PROBLEM TO WORK ON: The answer must consist of each line below that holds the word "EBITDA", copied as it stands.
>>>>>
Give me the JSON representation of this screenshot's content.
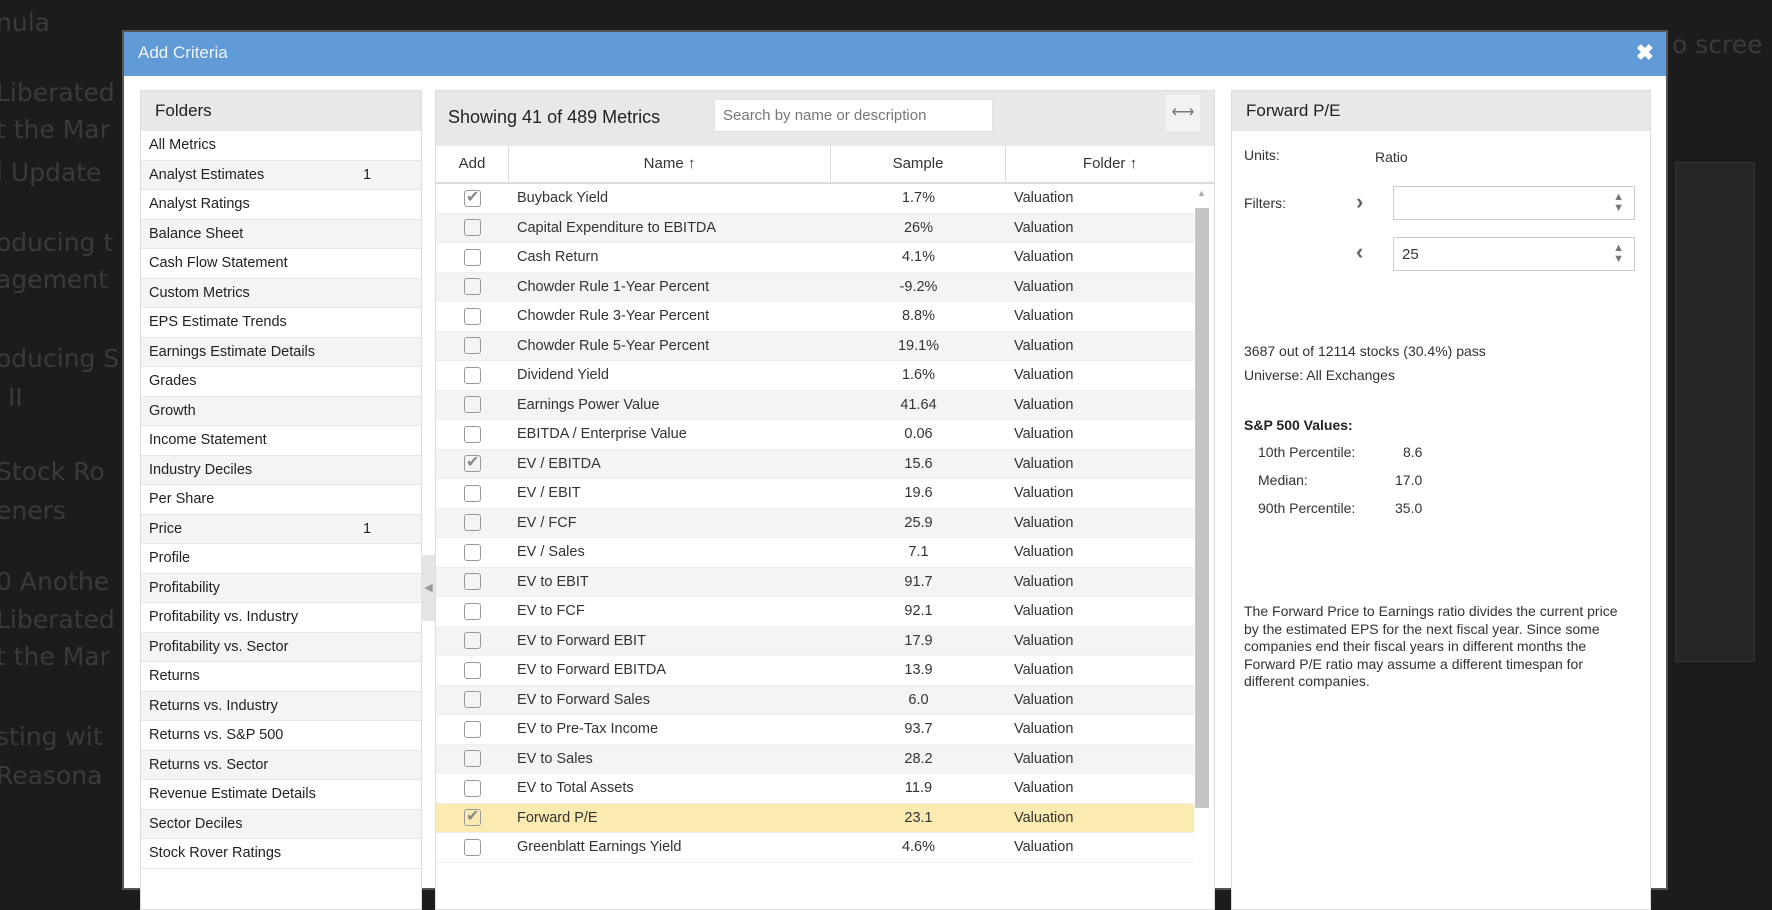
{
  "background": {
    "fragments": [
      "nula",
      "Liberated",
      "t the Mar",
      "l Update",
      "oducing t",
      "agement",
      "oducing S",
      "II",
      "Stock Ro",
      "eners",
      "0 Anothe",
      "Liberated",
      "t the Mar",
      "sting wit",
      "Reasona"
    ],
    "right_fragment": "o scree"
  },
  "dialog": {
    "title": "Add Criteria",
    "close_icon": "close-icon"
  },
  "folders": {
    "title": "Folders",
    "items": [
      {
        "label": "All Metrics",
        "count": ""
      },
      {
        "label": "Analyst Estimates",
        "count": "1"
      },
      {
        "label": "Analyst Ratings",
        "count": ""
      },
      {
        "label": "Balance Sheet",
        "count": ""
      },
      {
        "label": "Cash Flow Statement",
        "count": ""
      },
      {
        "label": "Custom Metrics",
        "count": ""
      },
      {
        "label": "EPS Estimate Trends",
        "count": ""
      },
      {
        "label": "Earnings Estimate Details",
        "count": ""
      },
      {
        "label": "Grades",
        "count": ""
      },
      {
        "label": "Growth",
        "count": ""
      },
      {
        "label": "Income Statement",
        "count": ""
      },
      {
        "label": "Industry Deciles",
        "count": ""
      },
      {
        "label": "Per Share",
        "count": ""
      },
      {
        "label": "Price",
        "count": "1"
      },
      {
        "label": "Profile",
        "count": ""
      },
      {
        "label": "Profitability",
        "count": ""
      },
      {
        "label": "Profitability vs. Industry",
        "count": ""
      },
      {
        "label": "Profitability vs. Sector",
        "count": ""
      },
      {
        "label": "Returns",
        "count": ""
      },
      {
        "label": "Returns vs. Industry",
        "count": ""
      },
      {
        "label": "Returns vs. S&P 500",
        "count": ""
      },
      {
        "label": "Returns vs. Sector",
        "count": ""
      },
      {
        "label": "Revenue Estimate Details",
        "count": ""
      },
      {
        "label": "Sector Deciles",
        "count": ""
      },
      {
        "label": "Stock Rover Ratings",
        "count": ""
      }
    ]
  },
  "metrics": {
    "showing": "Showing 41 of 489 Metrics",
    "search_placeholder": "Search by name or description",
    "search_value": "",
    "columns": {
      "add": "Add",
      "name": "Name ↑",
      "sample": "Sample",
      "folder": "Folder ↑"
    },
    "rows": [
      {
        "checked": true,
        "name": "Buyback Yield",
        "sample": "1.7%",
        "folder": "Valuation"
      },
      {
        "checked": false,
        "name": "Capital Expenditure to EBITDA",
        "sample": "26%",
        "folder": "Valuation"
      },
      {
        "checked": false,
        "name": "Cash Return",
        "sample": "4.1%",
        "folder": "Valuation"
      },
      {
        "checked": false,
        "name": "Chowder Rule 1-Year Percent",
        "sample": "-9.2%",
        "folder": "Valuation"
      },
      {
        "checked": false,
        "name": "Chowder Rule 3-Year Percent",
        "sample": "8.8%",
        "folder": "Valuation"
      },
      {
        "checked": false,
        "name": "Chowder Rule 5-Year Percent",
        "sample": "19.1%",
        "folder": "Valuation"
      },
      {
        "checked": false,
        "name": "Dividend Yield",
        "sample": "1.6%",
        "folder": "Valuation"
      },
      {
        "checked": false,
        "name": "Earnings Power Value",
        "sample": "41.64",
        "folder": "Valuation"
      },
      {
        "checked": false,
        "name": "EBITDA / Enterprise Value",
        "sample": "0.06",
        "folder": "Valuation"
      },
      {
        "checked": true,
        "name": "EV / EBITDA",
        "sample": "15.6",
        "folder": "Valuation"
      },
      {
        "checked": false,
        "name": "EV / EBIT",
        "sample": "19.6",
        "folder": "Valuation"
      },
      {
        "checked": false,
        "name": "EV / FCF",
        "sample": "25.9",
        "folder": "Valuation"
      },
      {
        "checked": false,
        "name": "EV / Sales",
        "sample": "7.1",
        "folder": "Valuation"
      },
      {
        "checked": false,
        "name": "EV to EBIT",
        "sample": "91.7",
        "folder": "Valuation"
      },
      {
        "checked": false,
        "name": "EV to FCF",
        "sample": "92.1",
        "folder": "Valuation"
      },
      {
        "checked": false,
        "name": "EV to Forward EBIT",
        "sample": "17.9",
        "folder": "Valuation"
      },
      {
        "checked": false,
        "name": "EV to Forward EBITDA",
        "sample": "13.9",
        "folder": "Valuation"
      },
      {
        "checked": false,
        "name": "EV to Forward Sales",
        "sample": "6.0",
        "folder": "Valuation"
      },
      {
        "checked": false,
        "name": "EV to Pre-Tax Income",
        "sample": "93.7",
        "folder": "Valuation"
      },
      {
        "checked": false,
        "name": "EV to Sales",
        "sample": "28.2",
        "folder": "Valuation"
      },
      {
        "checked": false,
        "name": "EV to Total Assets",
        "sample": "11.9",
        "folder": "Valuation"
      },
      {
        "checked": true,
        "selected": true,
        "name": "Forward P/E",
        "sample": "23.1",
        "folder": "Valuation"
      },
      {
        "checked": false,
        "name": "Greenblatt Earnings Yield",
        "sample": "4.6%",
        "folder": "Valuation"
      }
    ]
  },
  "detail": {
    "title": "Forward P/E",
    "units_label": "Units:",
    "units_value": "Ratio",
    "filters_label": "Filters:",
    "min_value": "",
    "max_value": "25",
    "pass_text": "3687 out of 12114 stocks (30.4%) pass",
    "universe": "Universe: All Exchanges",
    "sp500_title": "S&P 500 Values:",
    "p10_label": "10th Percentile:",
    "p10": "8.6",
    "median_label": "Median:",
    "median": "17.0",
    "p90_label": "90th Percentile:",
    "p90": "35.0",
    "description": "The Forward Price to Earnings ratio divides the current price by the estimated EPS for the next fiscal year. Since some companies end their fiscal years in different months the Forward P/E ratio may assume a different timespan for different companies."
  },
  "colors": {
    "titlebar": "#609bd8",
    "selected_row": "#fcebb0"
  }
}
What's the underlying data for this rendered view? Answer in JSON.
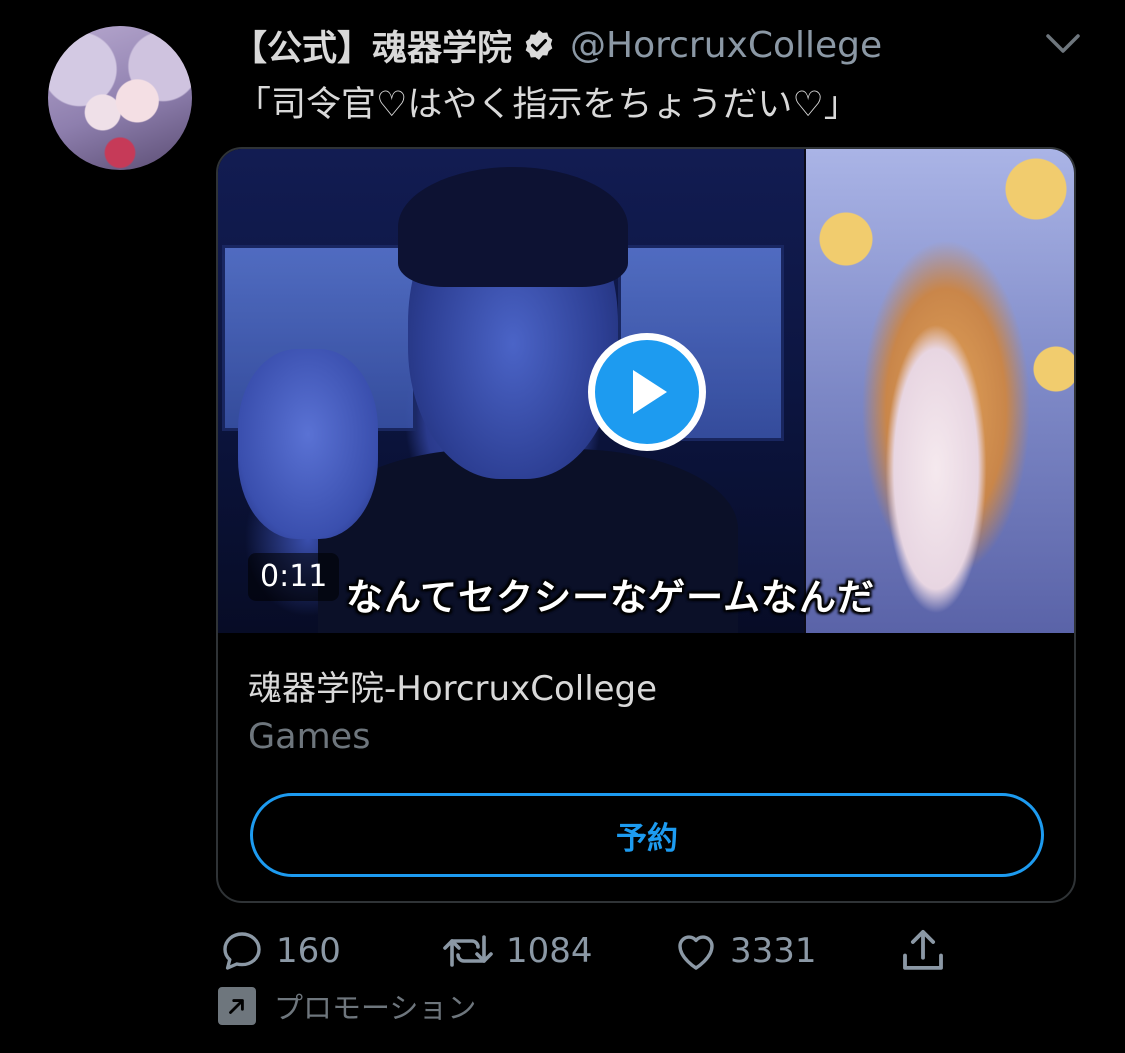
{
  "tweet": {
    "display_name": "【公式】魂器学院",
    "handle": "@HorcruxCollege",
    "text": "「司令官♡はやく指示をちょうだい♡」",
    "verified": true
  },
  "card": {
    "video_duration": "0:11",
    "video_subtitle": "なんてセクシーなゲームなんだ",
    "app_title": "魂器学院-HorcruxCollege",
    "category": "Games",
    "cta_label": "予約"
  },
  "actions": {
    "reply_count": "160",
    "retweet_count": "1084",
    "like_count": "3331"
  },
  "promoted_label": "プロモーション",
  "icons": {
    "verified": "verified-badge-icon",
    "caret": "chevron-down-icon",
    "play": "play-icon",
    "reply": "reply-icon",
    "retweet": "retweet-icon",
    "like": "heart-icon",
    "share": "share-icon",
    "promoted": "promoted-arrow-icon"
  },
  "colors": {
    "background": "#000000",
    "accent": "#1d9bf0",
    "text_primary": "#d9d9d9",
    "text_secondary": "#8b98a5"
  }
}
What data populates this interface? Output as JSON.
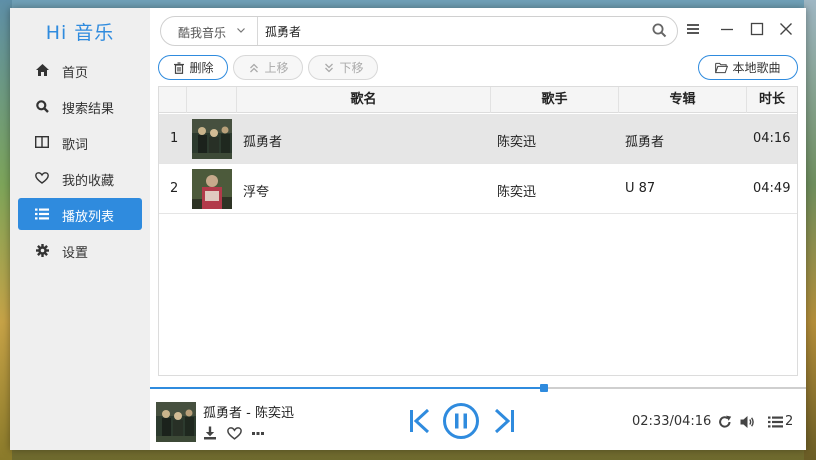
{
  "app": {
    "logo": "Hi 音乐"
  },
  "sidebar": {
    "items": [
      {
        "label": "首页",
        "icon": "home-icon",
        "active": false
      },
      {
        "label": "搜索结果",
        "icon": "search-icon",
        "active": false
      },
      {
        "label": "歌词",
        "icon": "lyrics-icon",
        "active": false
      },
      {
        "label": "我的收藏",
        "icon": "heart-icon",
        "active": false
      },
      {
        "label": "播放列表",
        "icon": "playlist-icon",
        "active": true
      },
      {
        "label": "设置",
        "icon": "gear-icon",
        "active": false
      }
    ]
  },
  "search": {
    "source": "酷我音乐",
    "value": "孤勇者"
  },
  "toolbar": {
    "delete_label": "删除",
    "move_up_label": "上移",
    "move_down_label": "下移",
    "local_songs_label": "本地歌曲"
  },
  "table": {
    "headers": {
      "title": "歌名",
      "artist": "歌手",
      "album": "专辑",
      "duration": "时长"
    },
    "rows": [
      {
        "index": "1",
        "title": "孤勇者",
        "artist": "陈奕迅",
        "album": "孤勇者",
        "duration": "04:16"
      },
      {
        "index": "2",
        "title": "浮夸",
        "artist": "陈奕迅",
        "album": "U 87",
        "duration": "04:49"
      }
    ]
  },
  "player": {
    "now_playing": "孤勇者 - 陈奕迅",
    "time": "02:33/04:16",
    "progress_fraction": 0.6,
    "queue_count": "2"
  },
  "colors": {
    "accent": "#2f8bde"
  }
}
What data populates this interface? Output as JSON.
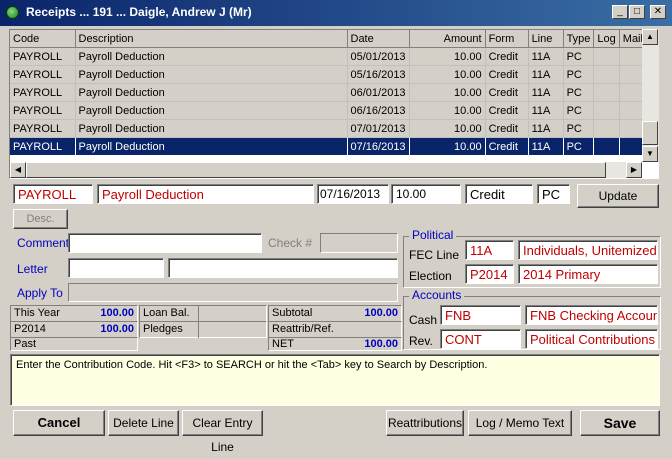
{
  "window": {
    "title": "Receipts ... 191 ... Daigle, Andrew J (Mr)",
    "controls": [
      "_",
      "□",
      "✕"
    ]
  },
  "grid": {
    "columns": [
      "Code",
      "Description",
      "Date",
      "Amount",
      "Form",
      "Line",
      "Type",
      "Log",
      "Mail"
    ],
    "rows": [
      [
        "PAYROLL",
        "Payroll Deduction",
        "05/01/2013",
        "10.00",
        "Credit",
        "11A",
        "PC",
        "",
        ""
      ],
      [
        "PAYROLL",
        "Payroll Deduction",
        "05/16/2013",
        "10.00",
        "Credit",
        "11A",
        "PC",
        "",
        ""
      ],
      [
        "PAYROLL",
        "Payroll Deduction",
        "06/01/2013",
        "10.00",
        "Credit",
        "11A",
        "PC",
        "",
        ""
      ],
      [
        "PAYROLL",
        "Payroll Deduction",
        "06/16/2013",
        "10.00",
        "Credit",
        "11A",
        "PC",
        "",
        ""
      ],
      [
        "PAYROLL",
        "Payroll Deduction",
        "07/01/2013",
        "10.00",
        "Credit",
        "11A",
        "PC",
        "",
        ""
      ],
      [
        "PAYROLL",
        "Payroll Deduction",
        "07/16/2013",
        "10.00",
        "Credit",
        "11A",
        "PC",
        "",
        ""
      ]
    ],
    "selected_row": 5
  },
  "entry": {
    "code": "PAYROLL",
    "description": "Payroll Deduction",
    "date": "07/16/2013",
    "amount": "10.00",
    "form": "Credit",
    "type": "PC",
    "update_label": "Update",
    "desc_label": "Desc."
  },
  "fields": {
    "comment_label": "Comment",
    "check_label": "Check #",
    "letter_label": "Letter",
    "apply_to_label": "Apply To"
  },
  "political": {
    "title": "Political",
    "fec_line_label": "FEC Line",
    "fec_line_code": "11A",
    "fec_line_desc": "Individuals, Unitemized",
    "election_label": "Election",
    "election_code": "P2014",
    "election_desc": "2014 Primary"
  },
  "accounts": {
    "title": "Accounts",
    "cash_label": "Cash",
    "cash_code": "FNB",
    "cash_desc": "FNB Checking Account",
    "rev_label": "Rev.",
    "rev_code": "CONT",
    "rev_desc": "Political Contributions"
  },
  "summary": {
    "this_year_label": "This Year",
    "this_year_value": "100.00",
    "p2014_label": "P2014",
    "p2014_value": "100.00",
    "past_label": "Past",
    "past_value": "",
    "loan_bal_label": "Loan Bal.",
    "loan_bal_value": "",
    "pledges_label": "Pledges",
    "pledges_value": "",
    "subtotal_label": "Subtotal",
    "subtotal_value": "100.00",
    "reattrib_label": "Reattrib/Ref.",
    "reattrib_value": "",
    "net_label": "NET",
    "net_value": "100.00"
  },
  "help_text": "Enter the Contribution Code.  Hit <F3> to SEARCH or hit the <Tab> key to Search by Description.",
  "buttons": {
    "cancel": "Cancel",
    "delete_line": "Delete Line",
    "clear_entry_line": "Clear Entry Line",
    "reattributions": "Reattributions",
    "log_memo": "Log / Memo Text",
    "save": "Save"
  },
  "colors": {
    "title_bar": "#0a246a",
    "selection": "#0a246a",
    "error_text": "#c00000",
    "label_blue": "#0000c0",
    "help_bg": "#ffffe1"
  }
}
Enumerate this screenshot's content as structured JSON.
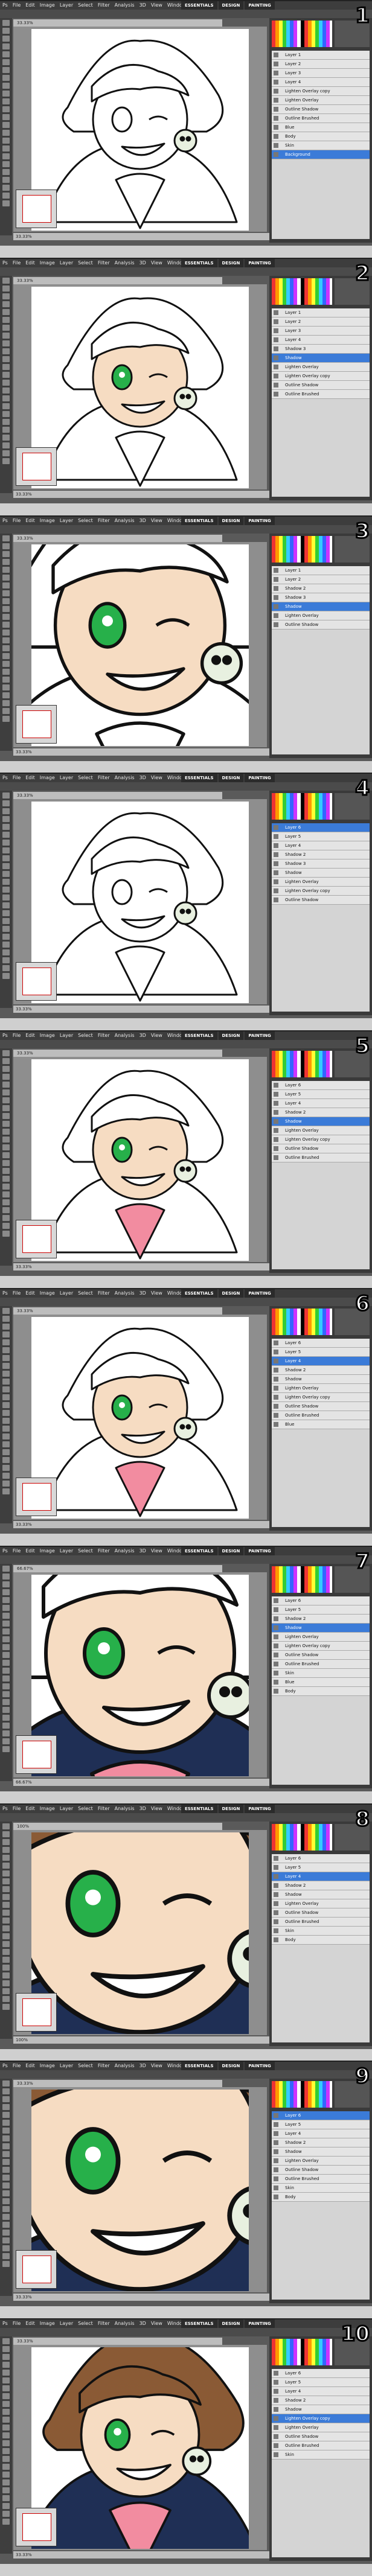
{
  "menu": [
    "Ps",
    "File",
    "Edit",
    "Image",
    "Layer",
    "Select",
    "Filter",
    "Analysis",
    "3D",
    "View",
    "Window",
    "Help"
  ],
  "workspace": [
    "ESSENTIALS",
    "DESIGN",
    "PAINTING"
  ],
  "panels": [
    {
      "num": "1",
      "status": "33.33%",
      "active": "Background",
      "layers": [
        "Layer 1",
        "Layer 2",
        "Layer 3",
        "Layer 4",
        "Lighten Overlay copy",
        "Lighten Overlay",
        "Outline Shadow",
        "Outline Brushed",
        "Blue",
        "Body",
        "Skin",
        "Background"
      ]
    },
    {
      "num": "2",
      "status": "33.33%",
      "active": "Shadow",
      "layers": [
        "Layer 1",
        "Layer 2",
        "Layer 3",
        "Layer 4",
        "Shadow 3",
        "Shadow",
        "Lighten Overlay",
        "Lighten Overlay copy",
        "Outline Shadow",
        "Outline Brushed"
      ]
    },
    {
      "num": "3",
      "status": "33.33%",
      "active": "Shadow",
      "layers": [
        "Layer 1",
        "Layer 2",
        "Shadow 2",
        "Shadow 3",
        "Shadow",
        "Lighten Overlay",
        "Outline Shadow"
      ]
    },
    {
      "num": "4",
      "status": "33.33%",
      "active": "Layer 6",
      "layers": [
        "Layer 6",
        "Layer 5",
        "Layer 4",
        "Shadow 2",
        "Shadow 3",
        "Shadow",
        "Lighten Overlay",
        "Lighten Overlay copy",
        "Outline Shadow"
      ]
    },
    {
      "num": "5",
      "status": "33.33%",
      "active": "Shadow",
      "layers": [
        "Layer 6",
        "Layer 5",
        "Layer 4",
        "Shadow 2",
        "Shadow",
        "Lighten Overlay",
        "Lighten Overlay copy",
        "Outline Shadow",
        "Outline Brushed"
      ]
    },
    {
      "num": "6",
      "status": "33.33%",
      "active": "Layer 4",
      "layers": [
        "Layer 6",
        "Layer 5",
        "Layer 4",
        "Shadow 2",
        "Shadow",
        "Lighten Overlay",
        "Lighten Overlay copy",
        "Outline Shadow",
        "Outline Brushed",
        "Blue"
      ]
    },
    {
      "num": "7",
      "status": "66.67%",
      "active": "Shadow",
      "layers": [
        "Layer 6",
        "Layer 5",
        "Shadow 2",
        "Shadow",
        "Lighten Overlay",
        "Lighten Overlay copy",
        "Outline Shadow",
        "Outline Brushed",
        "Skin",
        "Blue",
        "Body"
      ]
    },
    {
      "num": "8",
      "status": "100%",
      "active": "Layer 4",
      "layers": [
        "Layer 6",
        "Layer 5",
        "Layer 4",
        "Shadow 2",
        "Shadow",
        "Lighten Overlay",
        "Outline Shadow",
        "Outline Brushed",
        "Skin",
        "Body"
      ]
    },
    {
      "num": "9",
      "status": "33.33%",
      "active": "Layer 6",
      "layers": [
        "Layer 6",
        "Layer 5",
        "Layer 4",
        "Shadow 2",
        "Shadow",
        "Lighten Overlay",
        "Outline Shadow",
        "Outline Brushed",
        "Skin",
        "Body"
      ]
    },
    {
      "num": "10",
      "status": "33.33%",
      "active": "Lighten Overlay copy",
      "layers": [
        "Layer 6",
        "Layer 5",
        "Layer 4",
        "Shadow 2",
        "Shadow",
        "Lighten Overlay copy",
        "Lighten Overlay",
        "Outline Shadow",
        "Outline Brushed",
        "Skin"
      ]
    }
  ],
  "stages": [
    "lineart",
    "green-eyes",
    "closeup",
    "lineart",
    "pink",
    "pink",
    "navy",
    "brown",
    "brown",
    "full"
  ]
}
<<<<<
RESPONSE TO THIS EXERCISE:
        "name": "Capital Expenditure to EBITDA",
        "name": "EBITDA / Enterprise Value",
        "name": "EV / EBITDA",
        "name": "EV to Forward EBITDA",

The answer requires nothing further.